Laura explains the changes much better than I can, so please review her post.
The blog title could be construed to mean that the search feature on the Home Page (i.e., the "Home" tab) has been changed. It has not. What has changed is the "Search " tab page in "New Search." Here is what it looks like now:
And further down the web page:
There are several new features on the Search tab page, including:
* A link to "Old Search" for diehard Old Search users. This makes it very easy to go to "Old Search" if the user wishes. Before, the "Old Search" link was only on pages of matches resulting from a search.
* The "Recently viewed collections" at the top of the right-hand sidebar. This will be very useful, I think - when I come back to Ancestry.com, I often can't recall what I did last. This helps.
* Maps are on the "Search" tab page - for USA, UK & Ireland, Europe, Canada and Australia (use the appropriate tab). If users wish to search for a specific locality (country or state/province), they can click on the entity in the map or click the link below the map. This will be very helpful, I think. This will provide a fairly easy way to find a specific database for a specific locality, and enable the user to browse that specific database (especially if it is not indexed...). I think that this feature will uncover a number of heretofore well-hidden databases in each state.
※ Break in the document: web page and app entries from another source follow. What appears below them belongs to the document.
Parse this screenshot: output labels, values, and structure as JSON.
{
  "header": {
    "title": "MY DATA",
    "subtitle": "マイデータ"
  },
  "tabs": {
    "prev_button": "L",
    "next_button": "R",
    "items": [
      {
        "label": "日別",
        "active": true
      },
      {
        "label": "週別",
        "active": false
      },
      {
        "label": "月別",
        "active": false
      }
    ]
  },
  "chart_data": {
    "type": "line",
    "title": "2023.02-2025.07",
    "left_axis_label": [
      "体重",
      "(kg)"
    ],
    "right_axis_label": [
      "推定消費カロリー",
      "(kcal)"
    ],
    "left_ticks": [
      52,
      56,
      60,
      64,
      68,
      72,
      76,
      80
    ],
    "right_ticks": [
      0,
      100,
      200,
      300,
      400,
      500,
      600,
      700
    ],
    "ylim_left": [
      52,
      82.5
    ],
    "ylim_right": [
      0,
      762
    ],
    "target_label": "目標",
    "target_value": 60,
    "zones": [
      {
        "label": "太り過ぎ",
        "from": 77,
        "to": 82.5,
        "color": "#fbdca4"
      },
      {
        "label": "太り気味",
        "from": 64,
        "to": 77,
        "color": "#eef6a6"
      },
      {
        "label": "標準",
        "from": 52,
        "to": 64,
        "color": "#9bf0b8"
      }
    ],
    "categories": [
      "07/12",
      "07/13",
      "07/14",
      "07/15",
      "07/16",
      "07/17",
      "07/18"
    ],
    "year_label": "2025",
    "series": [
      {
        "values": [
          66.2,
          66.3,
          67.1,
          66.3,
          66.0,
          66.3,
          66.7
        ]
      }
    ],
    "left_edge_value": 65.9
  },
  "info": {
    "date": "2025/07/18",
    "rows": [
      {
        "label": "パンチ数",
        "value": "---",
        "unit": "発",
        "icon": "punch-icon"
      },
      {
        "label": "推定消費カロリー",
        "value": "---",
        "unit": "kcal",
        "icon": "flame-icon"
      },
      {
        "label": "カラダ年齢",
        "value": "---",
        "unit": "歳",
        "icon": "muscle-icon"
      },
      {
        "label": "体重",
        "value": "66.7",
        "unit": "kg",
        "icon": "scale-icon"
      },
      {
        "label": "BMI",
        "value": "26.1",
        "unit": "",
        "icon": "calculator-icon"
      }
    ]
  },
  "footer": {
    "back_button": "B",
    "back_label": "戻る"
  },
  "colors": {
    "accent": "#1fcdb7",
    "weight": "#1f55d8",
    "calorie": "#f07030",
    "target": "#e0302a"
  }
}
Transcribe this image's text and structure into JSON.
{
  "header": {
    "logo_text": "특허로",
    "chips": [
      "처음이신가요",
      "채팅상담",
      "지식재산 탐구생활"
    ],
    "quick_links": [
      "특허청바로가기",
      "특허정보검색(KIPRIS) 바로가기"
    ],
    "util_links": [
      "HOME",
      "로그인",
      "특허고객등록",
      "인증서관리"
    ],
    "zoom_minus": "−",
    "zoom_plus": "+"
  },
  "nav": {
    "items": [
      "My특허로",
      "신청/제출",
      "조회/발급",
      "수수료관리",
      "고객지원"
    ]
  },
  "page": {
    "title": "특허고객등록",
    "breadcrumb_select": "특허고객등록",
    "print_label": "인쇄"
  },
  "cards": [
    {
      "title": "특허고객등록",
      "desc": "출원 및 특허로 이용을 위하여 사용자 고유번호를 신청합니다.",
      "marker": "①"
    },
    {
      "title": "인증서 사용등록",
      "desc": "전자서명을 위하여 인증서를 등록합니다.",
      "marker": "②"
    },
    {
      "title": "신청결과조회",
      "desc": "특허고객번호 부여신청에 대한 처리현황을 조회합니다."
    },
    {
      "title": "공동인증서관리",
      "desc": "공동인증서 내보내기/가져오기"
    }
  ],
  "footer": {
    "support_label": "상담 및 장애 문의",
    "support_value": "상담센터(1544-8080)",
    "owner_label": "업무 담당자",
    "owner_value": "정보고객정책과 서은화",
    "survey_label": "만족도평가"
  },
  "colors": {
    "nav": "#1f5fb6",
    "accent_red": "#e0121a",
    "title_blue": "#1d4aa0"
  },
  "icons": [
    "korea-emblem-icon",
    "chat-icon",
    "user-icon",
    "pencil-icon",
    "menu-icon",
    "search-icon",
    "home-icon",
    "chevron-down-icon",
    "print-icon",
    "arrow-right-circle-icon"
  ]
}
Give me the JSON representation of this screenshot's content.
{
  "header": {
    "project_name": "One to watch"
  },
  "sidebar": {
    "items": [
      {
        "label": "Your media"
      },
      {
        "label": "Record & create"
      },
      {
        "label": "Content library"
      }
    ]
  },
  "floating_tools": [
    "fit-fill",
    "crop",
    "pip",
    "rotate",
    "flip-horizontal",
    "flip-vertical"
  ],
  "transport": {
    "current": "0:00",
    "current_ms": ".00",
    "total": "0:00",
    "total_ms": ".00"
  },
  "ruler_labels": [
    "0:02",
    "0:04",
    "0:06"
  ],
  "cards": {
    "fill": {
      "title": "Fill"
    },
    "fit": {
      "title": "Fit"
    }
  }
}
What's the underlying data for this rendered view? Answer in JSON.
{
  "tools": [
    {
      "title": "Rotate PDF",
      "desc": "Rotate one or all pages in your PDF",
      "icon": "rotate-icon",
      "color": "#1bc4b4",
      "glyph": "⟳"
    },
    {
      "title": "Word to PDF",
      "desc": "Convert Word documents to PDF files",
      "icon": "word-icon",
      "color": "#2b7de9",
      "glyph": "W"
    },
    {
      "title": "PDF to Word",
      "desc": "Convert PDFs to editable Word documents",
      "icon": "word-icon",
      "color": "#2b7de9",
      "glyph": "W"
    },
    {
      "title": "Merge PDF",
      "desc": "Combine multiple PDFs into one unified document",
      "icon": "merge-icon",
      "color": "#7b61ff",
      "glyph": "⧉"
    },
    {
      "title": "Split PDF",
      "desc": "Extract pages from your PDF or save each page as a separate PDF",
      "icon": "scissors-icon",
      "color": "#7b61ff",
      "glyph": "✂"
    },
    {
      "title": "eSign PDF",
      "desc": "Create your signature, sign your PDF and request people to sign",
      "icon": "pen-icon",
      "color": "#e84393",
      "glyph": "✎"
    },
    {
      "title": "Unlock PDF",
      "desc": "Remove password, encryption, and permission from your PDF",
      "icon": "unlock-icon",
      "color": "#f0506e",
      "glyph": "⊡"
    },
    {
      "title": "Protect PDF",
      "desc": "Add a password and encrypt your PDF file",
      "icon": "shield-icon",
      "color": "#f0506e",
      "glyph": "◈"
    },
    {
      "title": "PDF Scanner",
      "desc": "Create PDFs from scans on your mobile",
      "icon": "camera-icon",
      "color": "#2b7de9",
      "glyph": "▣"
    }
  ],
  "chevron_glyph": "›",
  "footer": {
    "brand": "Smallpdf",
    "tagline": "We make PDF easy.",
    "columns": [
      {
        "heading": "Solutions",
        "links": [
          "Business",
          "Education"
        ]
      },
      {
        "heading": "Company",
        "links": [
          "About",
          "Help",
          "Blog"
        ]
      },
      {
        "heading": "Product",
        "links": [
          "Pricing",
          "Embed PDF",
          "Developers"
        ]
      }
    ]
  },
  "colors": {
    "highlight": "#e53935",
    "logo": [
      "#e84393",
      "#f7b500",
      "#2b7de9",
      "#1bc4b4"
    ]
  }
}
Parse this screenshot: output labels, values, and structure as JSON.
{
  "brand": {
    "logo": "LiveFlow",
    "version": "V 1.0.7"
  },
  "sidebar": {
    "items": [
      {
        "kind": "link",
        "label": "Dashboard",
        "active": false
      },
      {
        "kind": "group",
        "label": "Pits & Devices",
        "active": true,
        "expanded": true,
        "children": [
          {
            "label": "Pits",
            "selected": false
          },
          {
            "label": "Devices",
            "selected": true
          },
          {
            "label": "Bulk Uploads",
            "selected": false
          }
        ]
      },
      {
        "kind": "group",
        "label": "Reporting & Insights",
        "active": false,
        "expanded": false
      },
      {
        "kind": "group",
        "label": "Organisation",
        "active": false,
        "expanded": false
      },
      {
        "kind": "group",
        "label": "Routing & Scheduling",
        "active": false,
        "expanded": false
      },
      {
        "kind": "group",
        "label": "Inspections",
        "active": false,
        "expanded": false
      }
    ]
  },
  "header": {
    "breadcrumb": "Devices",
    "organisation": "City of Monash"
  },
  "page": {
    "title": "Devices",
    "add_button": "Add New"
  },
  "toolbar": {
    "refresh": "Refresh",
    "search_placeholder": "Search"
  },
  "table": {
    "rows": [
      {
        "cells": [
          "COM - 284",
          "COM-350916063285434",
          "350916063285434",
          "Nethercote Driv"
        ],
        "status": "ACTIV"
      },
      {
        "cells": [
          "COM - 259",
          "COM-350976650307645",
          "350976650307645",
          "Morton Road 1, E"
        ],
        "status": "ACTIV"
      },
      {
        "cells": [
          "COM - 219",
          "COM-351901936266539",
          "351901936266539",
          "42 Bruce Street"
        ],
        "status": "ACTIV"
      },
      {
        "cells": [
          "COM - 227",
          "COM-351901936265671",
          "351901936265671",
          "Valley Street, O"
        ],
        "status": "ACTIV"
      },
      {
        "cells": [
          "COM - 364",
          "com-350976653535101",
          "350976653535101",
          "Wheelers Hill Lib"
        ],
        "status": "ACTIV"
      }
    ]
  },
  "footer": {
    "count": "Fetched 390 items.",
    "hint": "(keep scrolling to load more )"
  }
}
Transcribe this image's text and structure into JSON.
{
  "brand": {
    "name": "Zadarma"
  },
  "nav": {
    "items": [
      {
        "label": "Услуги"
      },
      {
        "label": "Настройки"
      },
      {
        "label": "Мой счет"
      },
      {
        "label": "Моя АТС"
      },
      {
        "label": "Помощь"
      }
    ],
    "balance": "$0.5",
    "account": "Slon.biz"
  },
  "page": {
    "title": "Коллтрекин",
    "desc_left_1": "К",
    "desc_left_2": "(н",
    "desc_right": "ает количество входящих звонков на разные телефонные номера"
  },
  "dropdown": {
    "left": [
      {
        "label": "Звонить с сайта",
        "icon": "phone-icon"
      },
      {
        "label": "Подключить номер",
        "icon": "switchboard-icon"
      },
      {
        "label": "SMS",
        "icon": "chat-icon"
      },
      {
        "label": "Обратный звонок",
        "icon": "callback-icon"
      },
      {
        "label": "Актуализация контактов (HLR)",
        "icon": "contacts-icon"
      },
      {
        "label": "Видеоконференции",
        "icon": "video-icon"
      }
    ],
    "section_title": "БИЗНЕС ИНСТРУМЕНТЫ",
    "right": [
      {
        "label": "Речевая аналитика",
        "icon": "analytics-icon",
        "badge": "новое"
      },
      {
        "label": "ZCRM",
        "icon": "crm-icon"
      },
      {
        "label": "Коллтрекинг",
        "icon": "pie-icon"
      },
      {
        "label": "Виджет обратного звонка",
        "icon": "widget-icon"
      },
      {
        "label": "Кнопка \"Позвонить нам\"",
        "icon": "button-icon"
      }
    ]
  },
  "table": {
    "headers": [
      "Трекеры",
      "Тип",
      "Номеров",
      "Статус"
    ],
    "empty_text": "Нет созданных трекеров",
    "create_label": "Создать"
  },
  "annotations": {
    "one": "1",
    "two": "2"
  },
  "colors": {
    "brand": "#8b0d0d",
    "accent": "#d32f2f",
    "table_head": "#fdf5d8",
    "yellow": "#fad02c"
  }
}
Users should click on the links to "View other..." or "View all..." on the State Place Page - there may be databases available that don't include the state name, but contain records pertaining to the state or one or more counties.
I clicked on California in the USA Map, and saw this "Place Page" summary of the databases available on Ancestry.com specifically for California:
Note that the more general databases, like the US Federal Census Records, don't show on the list on the state "Place Page," but are included in the "View other..." or "View all..." links that provide collections that pertain to, but are not specifically for, the selected state.
For specific counties within a state, there is a selection box on the right of the "Place Page" where the user can see how many specific databases there are for each county, and can select a County from the list. I selected "San Francisco 36" on the County list, which means that San Francisco County has 36 specific databases on Ancestry.com. The "County Page" looks like this:
From this page, I can select any item on the specific County database list to either browse or search. I chose the "Daily Alta California (San Francisco)" newspaper with 61 records. Here is what the database page looks like:
All of these updates to the Ancestry "New Search" "Search tab" page are useful to me as a researcher.
I've given three presentations about "Using Ancestry.com Effectively" in the past two months, and have had to make significant changes to the presentation each time because of recent changes to the web site content and format. In my talk, one of my conclusions is that "Ancestry.com's 'New Search' capability is the most sophisticated and complex search algorithm in genealogy research." However, I also note that "New Search" has a steep learning curve - you have to practice quite a bit to learn how to use it effectively. Do you agree with me about this?
The question now is: What will Ancestry.com update, or improve, next in their Search capabilities?
My question for my readers is: What improvements to "New Search" would you like to see?"